> **To do**: Among the records below, find the lines that hold the word "CatImages" and report how many there are, with no other words.

> **Items from a dataset**:
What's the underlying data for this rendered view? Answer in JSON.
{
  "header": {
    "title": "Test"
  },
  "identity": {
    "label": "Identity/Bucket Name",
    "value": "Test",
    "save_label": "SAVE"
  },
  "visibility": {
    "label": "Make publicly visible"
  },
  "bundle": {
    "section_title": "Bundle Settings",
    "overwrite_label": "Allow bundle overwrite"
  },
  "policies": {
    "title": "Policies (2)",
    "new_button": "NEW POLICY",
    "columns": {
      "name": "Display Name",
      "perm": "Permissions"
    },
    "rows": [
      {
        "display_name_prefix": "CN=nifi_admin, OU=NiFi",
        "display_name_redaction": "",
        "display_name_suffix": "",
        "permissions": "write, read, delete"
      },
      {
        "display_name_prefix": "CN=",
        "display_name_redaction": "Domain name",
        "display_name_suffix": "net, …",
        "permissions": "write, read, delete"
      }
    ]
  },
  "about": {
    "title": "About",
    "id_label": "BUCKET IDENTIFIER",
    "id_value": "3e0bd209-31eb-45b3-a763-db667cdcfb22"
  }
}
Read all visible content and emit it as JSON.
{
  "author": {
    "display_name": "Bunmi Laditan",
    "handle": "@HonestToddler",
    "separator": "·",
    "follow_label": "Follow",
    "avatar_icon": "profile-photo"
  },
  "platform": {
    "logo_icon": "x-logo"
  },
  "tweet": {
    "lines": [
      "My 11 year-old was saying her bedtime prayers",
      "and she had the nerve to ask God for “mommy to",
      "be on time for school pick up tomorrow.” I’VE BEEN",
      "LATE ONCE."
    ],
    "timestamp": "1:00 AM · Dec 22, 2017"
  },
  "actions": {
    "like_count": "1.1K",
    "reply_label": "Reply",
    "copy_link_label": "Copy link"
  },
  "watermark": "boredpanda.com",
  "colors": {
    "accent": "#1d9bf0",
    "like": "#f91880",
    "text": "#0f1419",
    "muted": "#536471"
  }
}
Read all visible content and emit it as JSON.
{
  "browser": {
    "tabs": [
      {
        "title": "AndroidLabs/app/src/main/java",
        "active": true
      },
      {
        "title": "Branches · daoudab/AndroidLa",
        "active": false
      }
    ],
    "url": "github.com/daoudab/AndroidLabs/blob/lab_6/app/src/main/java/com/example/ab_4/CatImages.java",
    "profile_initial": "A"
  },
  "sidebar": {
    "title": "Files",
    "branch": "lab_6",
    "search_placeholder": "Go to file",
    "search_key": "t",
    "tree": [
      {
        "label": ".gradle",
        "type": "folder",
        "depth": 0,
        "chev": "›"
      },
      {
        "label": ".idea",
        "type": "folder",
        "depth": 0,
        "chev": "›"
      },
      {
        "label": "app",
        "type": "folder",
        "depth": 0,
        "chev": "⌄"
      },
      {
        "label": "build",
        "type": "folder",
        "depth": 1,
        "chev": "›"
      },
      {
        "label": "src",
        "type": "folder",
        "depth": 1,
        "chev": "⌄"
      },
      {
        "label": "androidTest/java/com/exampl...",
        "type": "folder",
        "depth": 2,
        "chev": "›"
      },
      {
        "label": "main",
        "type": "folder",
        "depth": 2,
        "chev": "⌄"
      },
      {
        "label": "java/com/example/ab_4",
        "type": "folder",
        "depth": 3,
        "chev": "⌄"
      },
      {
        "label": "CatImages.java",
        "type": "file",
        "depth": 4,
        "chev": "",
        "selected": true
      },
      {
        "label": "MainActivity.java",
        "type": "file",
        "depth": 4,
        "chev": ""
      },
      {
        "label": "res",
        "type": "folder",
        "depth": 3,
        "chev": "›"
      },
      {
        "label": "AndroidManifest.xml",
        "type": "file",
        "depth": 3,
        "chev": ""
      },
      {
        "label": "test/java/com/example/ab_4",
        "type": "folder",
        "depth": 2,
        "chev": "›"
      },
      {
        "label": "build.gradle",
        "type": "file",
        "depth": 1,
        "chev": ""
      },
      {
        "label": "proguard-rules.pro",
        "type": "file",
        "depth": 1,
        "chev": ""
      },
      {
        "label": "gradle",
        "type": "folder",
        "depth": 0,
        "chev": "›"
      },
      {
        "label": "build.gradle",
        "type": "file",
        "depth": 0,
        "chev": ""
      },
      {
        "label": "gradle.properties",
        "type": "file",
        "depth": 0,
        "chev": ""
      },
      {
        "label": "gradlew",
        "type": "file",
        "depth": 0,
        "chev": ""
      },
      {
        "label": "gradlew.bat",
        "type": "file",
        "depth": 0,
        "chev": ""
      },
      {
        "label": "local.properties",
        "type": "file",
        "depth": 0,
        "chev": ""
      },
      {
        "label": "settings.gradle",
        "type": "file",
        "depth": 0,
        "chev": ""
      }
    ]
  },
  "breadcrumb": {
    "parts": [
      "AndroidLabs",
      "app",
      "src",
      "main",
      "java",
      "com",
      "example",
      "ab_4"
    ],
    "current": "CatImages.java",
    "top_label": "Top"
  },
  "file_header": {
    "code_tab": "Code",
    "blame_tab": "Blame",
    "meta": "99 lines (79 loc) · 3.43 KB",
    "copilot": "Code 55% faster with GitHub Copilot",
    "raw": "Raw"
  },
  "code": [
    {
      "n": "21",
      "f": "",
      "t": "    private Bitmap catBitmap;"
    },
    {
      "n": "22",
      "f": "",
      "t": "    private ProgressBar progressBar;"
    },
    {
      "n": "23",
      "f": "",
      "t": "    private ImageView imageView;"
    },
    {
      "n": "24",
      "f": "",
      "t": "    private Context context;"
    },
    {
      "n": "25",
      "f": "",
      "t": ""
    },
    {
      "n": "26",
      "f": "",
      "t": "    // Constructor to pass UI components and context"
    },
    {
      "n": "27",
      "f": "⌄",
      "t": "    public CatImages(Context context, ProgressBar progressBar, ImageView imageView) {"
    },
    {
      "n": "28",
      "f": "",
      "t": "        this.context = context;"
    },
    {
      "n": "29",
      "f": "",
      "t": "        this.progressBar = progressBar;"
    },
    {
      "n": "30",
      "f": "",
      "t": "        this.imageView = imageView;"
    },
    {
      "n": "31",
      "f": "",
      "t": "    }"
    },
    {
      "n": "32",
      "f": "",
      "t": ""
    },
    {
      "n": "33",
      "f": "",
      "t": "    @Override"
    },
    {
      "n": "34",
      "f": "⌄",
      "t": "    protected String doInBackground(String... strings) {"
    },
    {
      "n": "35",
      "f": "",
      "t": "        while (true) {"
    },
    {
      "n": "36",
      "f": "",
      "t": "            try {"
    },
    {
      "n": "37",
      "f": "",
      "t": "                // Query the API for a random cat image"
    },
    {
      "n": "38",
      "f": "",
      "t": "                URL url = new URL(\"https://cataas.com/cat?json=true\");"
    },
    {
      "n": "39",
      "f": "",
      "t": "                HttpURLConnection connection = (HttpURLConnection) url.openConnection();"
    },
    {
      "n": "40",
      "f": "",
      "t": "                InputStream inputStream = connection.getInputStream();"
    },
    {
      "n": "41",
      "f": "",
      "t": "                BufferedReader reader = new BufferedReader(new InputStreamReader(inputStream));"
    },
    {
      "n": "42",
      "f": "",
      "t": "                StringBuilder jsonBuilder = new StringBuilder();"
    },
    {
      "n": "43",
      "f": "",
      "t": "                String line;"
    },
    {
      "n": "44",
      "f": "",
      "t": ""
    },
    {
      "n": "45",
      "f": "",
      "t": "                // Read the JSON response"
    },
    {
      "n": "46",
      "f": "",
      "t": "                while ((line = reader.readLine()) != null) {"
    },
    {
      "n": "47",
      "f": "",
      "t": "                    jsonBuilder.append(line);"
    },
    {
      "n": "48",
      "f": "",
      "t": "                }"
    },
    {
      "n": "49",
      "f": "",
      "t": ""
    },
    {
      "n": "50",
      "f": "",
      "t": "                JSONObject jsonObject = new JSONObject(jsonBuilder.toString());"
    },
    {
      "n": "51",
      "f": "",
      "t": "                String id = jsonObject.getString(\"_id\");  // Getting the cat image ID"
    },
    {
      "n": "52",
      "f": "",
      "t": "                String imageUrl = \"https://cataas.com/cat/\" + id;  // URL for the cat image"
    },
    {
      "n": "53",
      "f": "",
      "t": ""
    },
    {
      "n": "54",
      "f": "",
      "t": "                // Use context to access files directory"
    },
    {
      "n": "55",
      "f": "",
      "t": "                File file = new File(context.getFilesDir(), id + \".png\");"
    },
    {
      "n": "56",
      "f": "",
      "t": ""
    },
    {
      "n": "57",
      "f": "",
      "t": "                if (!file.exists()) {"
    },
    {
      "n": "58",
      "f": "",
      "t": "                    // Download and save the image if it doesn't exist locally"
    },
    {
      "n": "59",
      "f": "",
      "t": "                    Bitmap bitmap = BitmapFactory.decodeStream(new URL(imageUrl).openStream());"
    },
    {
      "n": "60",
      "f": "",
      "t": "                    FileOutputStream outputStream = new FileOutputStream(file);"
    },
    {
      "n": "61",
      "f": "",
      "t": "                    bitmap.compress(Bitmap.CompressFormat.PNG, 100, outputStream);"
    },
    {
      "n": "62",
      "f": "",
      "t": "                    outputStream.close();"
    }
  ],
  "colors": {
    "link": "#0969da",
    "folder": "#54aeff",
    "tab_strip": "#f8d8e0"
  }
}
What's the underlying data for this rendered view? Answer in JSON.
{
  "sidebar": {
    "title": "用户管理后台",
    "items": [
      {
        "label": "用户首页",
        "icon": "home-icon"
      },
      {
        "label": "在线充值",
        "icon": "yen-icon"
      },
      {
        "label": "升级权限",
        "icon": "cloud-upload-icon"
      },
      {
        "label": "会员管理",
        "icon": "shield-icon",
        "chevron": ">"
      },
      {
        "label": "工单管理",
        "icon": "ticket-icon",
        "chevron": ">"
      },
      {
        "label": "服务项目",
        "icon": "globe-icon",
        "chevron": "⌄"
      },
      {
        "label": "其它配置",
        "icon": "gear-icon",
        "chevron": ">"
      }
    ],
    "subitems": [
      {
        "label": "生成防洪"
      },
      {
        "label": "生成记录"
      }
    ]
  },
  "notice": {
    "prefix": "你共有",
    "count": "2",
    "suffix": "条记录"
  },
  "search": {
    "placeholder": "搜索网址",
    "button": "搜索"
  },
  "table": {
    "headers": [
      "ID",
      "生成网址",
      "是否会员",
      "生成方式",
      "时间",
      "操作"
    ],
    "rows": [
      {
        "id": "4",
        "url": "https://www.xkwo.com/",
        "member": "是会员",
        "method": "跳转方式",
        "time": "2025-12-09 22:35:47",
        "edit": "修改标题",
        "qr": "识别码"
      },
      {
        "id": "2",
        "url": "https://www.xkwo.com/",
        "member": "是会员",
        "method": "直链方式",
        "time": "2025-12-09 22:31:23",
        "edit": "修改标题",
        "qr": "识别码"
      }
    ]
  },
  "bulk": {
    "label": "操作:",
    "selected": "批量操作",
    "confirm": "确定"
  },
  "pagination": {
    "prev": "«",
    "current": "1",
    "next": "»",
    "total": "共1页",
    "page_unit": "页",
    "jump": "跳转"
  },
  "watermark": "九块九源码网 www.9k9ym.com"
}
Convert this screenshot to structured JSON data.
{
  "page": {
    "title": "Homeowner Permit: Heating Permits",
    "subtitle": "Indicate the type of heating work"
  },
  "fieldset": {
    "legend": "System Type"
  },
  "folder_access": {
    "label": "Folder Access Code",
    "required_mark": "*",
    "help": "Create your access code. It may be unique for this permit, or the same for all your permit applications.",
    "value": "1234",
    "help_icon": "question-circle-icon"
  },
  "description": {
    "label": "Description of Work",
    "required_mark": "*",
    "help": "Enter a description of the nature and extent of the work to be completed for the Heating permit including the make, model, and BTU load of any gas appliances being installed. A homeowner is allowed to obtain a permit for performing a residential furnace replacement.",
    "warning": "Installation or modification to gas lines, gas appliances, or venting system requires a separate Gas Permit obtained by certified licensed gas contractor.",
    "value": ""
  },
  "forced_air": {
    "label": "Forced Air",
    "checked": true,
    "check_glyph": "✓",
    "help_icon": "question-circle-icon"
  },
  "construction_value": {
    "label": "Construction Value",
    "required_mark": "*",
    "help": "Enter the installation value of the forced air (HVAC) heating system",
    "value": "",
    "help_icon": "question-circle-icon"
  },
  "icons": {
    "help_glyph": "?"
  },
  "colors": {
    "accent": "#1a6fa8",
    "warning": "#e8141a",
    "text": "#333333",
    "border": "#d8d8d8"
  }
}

> **Written answer**: 4